The clever trick is to use something called differential mode transmission. You send your signal on one wire, and you send an inverted copy of the signal on a second wire that is right next to the first one. At the receiver, you invert one of the signals, and then add the two together.
Any noise that is picked up by the pair of wires will be inverted in one of the wires, so that when the signals are added, the noise from one wire will exactly cancel the noise from the other wire, leaving no noise at all. In contrast, adding the two signals will double the strength of the communication you care about.
In one trick, we reduce the noise to zero, and double the signal, giving us the high “signal to noise ratio” that is the holy grail of communications engineers.
Of course, if we have a bundle of wires all carrying different signals, some of them will be closer to one wire in the pair than to another, and we get a form of noise called “crosstalk”. But twisting the pairs eliminates that, because in a short distance, any signal induced by one wire in the pair is cancelled by the second wire, which the twist has brought closer to the other pair.

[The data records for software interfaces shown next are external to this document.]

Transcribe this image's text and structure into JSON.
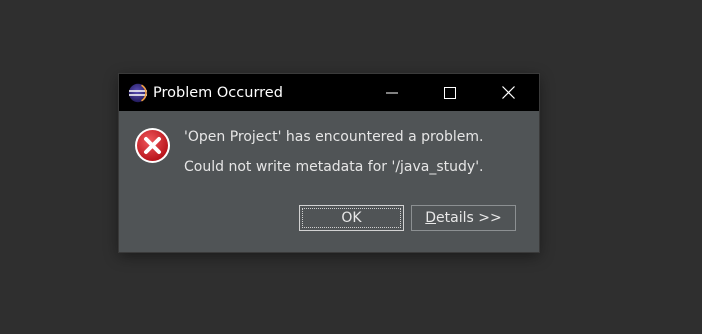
{
  "window": {
    "title": "Problem Occurred"
  },
  "icons": {
    "app": "eclipse-icon",
    "minimize": "minimize-icon",
    "maximize": "maximize-icon",
    "close": "close-icon",
    "error": "error-icon"
  },
  "message": {
    "headline": "'Open Project' has encountered a problem.",
    "detail": "Could not write metadata for '/java_study'."
  },
  "buttons": {
    "ok_label": "OK",
    "details_mnemonic": "D",
    "details_rest": "etails >>"
  },
  "colors": {
    "desktop_bg": "#2f2f2f",
    "titlebar_bg": "#000000",
    "dialog_bg": "#505456",
    "error_red": "#d21f26"
  }
}
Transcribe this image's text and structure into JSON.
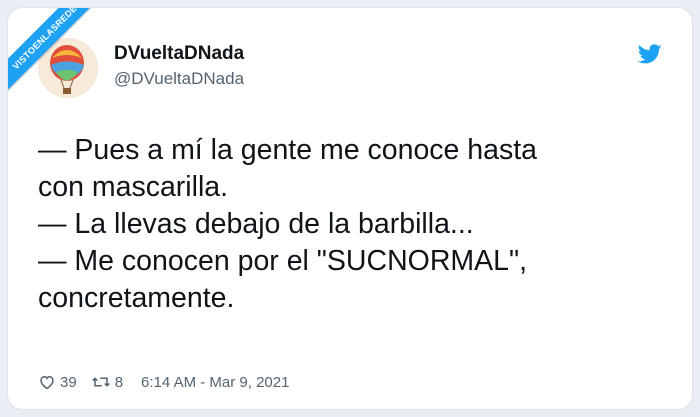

Just twisting isn’t quite enough, however, since if all the pairs had the same number of twists per inch, there would still be some correlation in the signals, and some crosstalk. But if you look closely at the photo above, you will see that each pair has a different number of twists per inch.

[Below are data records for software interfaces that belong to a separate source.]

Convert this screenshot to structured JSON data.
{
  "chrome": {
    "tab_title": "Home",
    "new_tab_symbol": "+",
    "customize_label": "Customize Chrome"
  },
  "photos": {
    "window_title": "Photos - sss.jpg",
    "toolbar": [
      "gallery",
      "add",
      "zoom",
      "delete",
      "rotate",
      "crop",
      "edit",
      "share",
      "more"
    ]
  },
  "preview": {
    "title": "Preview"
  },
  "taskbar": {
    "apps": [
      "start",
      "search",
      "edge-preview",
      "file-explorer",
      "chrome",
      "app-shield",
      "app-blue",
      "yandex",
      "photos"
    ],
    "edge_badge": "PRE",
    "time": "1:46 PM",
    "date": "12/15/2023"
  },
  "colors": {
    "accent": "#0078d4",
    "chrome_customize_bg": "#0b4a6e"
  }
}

A side benefit from differential mode transmission is that it radiates less energy in the form of radio waves into space. The nearby opposite signals absorb one another, so less power is needed to send a signal the same distance in the cable, and less interference is transmitted to other cables.
So who was the genius who came up with this idea? Did he get fabulously wealthy?
As with many of these stories, the answer is that this stunningly brilliant idea didn’t occur to someone all at once, but took many iterations over many years to take form.
Telegraph lines and early telephone lines used a single wire to send the signal. The earth was used instead of a second wire. The circuit did not actually return to the battery through the earth, there would be far too much resistance. Instead, the earth, being a big object with lots of electrons, can simply absorb or emit as many electrons as are required.
When electric trolley cars were installed next to the telegraph wires, the sparks and current changes from the trolleys acted as strong nearby noise sources, and interfered with the signals. To get around this, telephone companies went to differential mode transmission, using two wires strung a couple feet apart on cross beams at the tops of poles.
This worked pretty well for trolley car interference, but as electrical power lines were installed carrying alternating current, a new source of interference came along. This was especially troublesome because the electrical wires were strung using the same poles as the telephone wires.
To get around this problem, the telephone wires were crossed every few poles. The power line interference was low frequency, so it had very long wavelengths. Crossing the phone wires every few poles had the same effect as a twisted pair for eliminating low frequency noise.
When telephone wires were bundled together, however, the noise was not just the low frequency power line noise, but higher frequency noise from the other phone signals. At this point, it made sense to twist the wires together a few times per inch instead of a few times per mile.
So now we have our familiar computer network cables, handling gigabits of information per second, all thanks to a bunch of telephone engineers solving one little problem after another.
I still hope someone got fabulously rich.